Ron Paul rally hosts hundreds of San Antonio supporters

Ron Paul

Republican candidate and Libertarian hero, Ron Paul, paid a visit to the Alamo City on Thursday, April 12 as he continues to seek the Republican nomination for president. Hundreds attended to show their support at the town hall, organized by a local chapter of Youth for Ron Paul.

Paul, a licensed doctor, who represents a Galveston area district in Congress, reiterated his unique message of smaller government and personal freedom in downtown’s Main Plaza. The crowd-which was generally younger than a typical political gathering-greeted the candidate with cheers and chants of “President Paul.” The crowd’s enthusiasm was not hampered by the fact that Paul trails former Massachusetts Governor Mitt Romney by hundreds of delegates and dozens of points in Republican nomination polls.

Paul was quick to point out that he remains competitive with Romney in polls that pit each candidate against Barack Obama in the general election, noting that a recent Ramussen poll showed Obama losing to Paul, whereas Romney was merely tied with the President.

Paul’s message-which calls for an end to the Federal Reserve, eliminating the national debt, and bringing U.S. troops home from their stations overseas-has energized a collection of supporters that includes college students and veterans alike but has so far failed to win him a single state in the Republican primaries.
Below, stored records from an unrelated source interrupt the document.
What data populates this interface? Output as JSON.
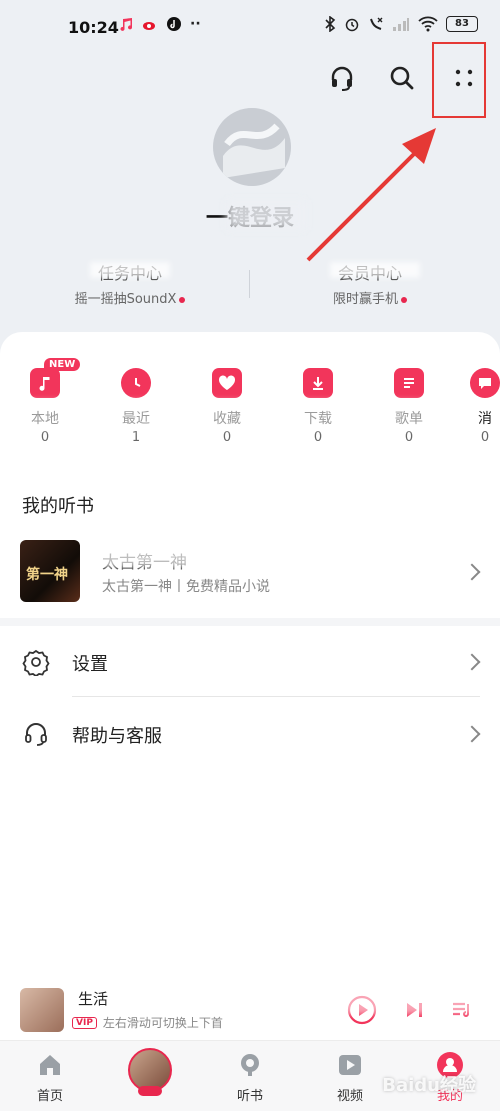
{
  "status_bar": {
    "time": "10:24",
    "battery": "83"
  },
  "colors": {
    "accent": "#f2355b",
    "annotation": "#e53935",
    "bg_top": "#edf0f4"
  },
  "header": {
    "icons": [
      "headset-icon",
      "search-icon",
      "more-dots-icon"
    ]
  },
  "profile": {
    "username": "一键登录",
    "stats": [
      {
        "title": "任务中心",
        "sub": "摇一摇抽SoundX"
      },
      {
        "title": "会员中心",
        "sub": "限时赢手机"
      }
    ]
  },
  "quick_actions": {
    "new_badge": "NEW",
    "items": [
      {
        "label": "本地",
        "count": "0",
        "icon": "music-note-icon"
      },
      {
        "label": "最近",
        "count": "1",
        "icon": "clock-icon"
      },
      {
        "label": "收藏",
        "count": "0",
        "icon": "heart-icon"
      },
      {
        "label": "下载",
        "count": "0",
        "icon": "download-icon"
      },
      {
        "label": "歌单",
        "count": "0",
        "icon": "playlist-icon"
      },
      {
        "label": "消",
        "count": "0",
        "icon": "message-icon"
      }
    ]
  },
  "audiobooks": {
    "section_title": "我的听书",
    "book": {
      "title": "太古第一神",
      "subtitle": "太古第一神丨免费精品小说",
      "cover_text": "第一神"
    }
  },
  "menu": [
    {
      "label": "设置",
      "icon": "gear-icon"
    },
    {
      "label": "帮助与客服",
      "icon": "headset-icon"
    }
  ],
  "player": {
    "title": "生活",
    "vip": "VIP",
    "hint": "左右滑动可切换上下首"
  },
  "tabbar": {
    "tabs": [
      {
        "label": "首页",
        "icon": "home-icon"
      },
      {
        "label": "听书",
        "icon": "podcast-icon"
      },
      {
        "label": "视频",
        "icon": "video-icon"
      },
      {
        "label": "我的",
        "icon": "profile-icon"
      }
    ]
  },
  "watermark": "Baidu经验"
}
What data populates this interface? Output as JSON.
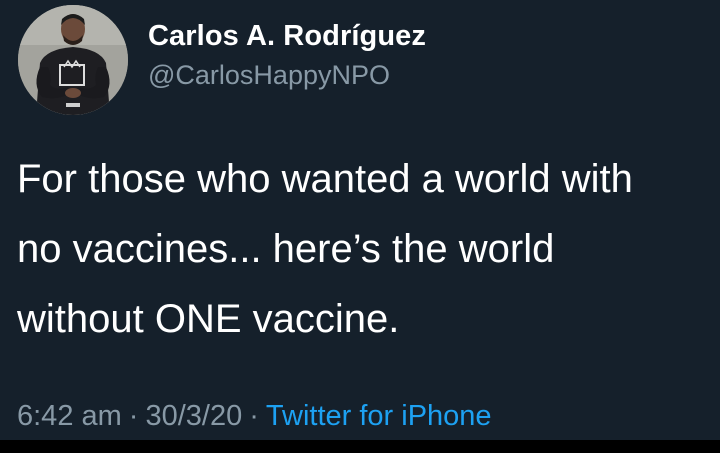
{
  "user": {
    "display_name": "Carlos A. Rodríguez",
    "handle": "@CarlosHappyNPO"
  },
  "tweet": {
    "lines": [
      "For those who wanted a world with",
      "no vaccines... here’s the world",
      "without ONE vaccine."
    ],
    "time": "6:42 am",
    "date": "30/3/20",
    "separator": "·",
    "source": "Twitter for iPhone"
  },
  "colors": {
    "background": "#15202b",
    "text": "#ffffff",
    "secondary_text": "#8899a6",
    "link": "#1da1f2"
  }
}
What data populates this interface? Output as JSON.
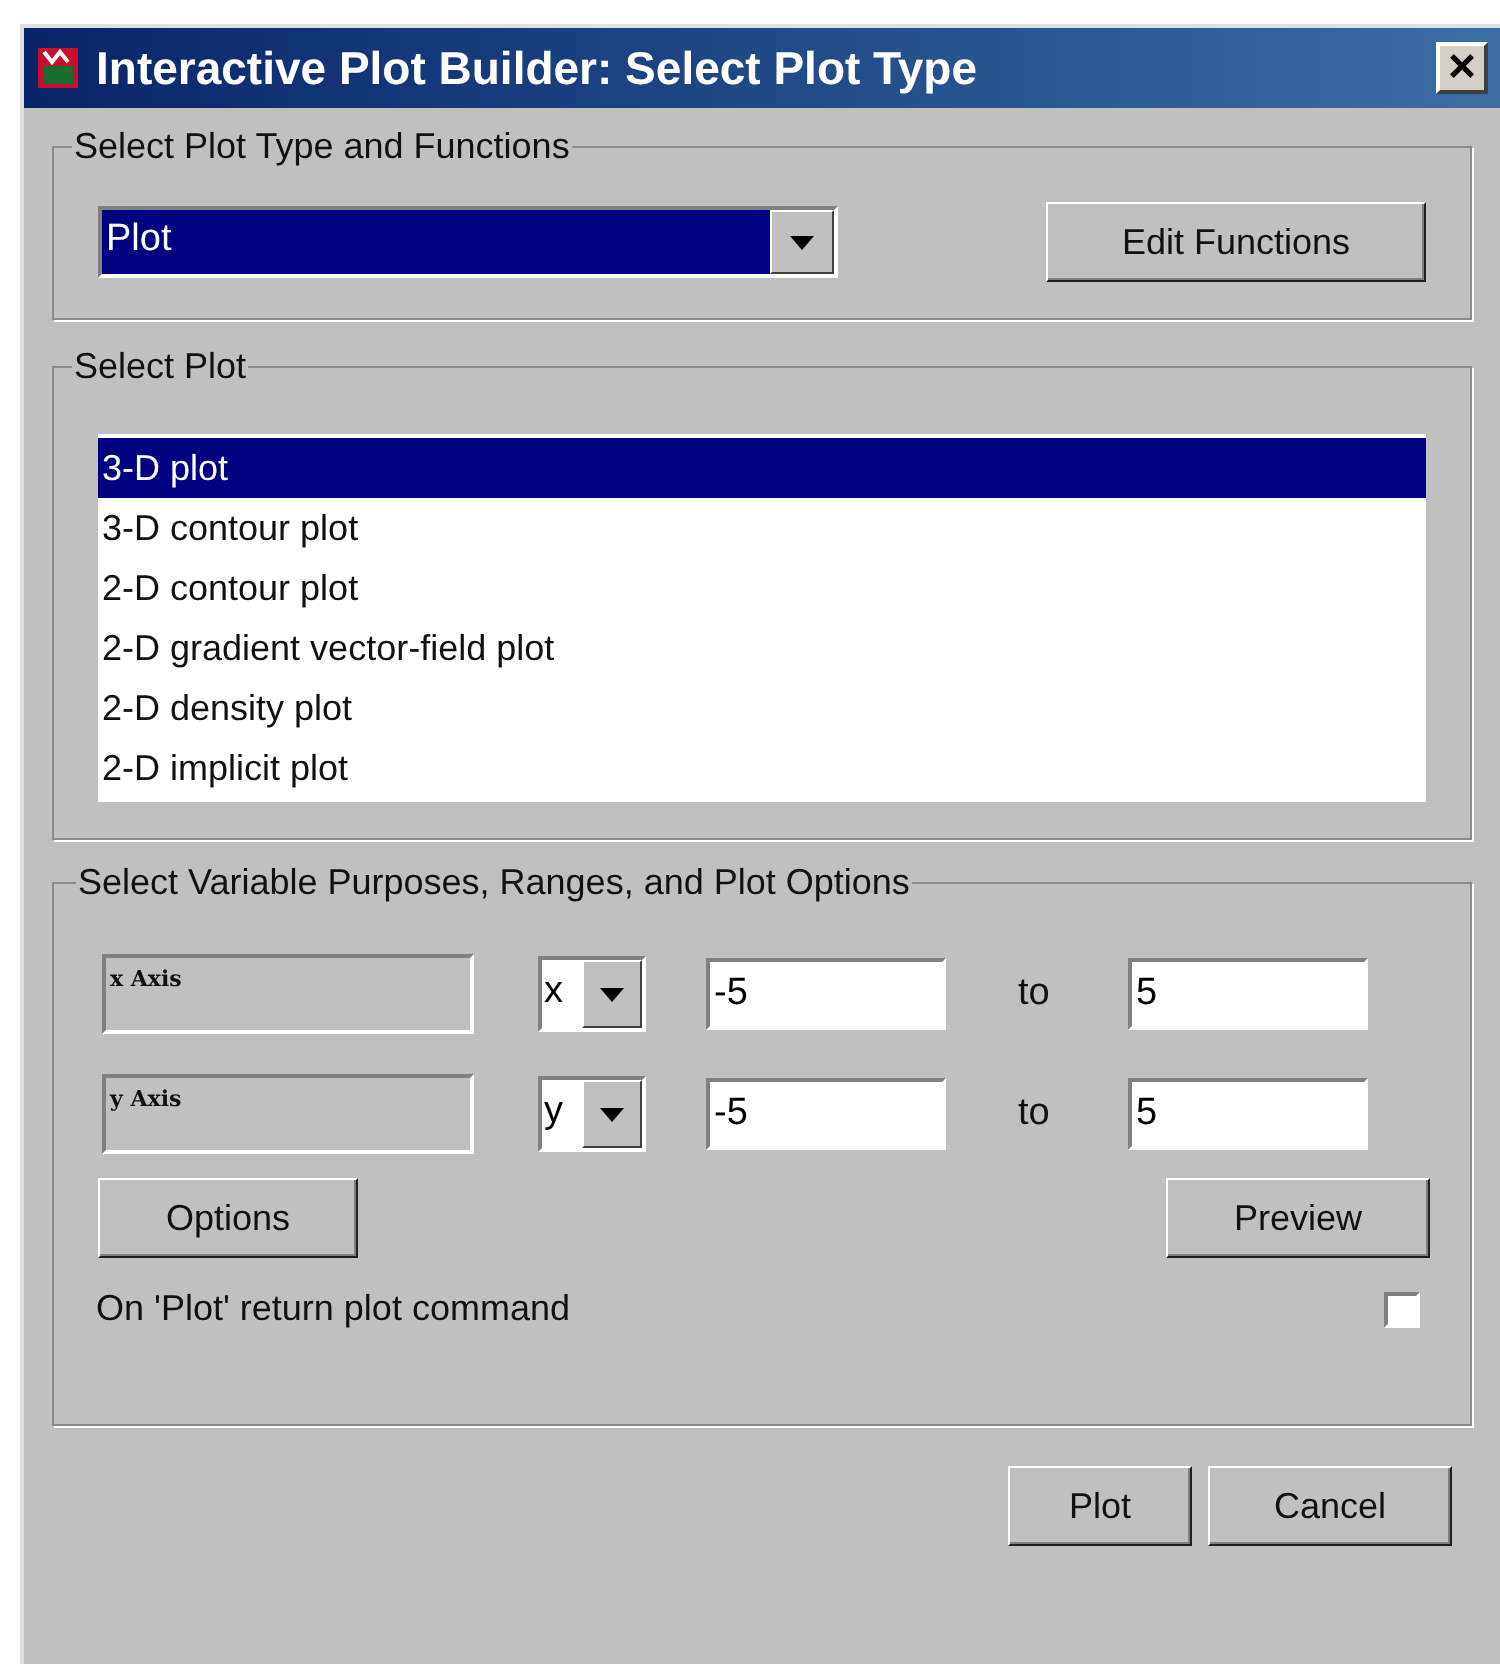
{
  "window": {
    "title": "Interactive Plot Builder: Select Plot Type",
    "close": "×"
  },
  "type_group": {
    "legend": "Select Plot Type and Functions",
    "plot_type": "Plot",
    "edit_button": "Edit Functions"
  },
  "plot_group": {
    "legend": "Select Plot",
    "items": [
      {
        "label": "3-D plot",
        "selected": true
      },
      {
        "label": "3-D contour plot",
        "selected": false
      },
      {
        "label": "2-D contour plot",
        "selected": false
      },
      {
        "label": "2-D gradient vector-field plot",
        "selected": false
      },
      {
        "label": "2-D density plot",
        "selected": false
      },
      {
        "label": "2-D implicit plot",
        "selected": false
      }
    ]
  },
  "variables_group": {
    "legend": "Select Variable Purposes, Ranges, and Plot Options",
    "rows": [
      {
        "purpose": "x Axis",
        "variable": "x",
        "from": "-5",
        "to_label": "to",
        "to": "5"
      },
      {
        "purpose": "y Axis",
        "variable": "y",
        "from": "-5",
        "to_label": "to",
        "to": "5"
      }
    ],
    "options_button": "Options",
    "preview_button": "Preview",
    "return_command": {
      "label": "On 'Plot' return plot command",
      "checked": false
    }
  },
  "buttons": [
    "Plot",
    "Cancel"
  ]
}
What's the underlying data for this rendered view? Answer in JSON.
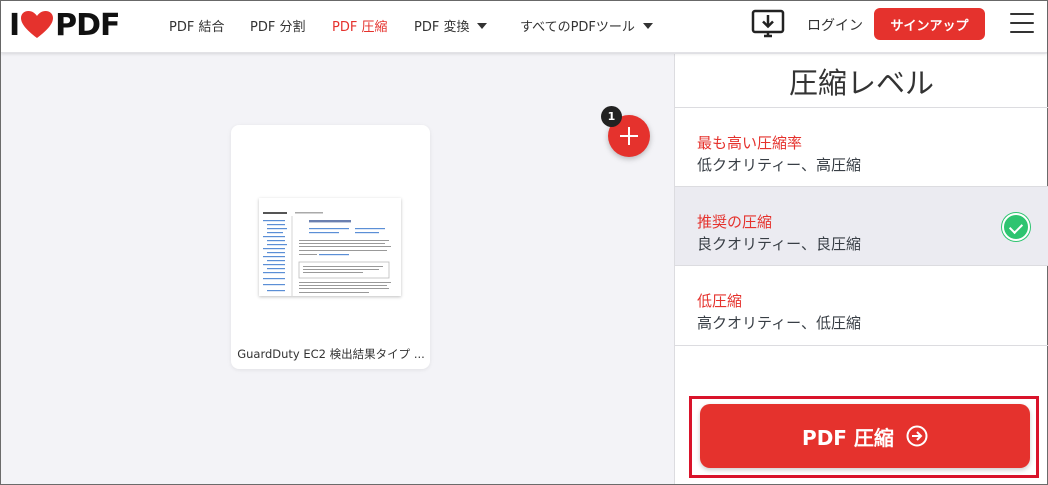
{
  "header": {
    "logo": {
      "left": "I",
      "right": "PDF"
    },
    "nav": [
      {
        "label": "PDF 結合",
        "active": false
      },
      {
        "label": "PDF 分割",
        "active": false
      },
      {
        "label": "PDF 圧縮",
        "active": true
      },
      {
        "label": "PDF 変換",
        "active": false,
        "dropdown": true
      },
      {
        "label": "すべてのPDFツール",
        "active": false,
        "dropdown": true
      }
    ],
    "desktop_icon": "desktop-download-icon",
    "login_label": "ログイン",
    "signup_label": "サインアップ",
    "menu_icon": "hamburger-menu-icon"
  },
  "workspace": {
    "file_count": "1",
    "file_name": "GuardDuty EC2 検出結果タイプ ...",
    "add_icon": "plus-icon"
  },
  "sidebar": {
    "title": "圧縮レベル",
    "options": [
      {
        "title": "最も高い圧縮率",
        "desc": "低クオリティー、高圧縮",
        "selected": false
      },
      {
        "title": "推奨の圧縮",
        "desc": "良クオリティー、良圧縮",
        "selected": true
      },
      {
        "title": "低圧縮",
        "desc": "高クオリティー、低圧縮",
        "selected": false
      }
    ],
    "compress_button_label": "PDF 圧縮"
  },
  "colors": {
    "brand_red": "#e5322d",
    "selected_bg": "#ebebf1",
    "check_green": "#2ec470",
    "highlight_border": "#d9132a"
  }
}
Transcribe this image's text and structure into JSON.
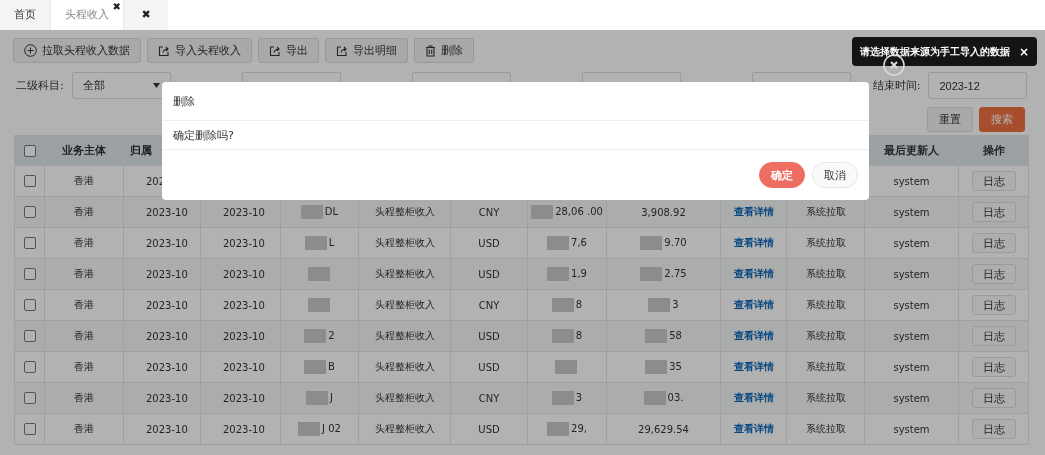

However, Paul remains one of just three candidates left in the Republican primaries after former Pennsylvania senator, Rick Santorum, suspended his campaign, leaving just Paul, Romney and former Speaker of the House Newt Gingrich to compete for the remaining delegates.

Although he has been accused of being too moderate to represent the Republican Party, Mitt Romney is the heavy favorite as he has a sizeable lead in delegates, endorsements and money.

In a nomination process where the dialogue has been pushed further and further to the right, Romney has attracted criticism after one of his top aides compared his message to an “Etch-A-Sketch,” saying Romney can essentially start over from scratch once he is campaigning against Obama instead of other Republicans.

Although Romney has fought the image that he is inconsistent ever since the campaign started, Paul has remained one of the most consistent voices in Congress since he was first elected in 1978.

Even his fiercest critics have acknowledged that Ron Paul has never strayed away from his principles or compromised his beliefs for political benefit.

Although it is unlikely that Paul will secure the Republican nomination, his energizing rally and enthusiastic following are helping him secure delegates. This will allow him to shape the Republican platform at the Republican National Convention this summer. While other candidates in this cycle have rehashed the same Republican message, Paul has created a message that is uniquely his own, allowing him to build a following that he hopes will outlast him as a politician.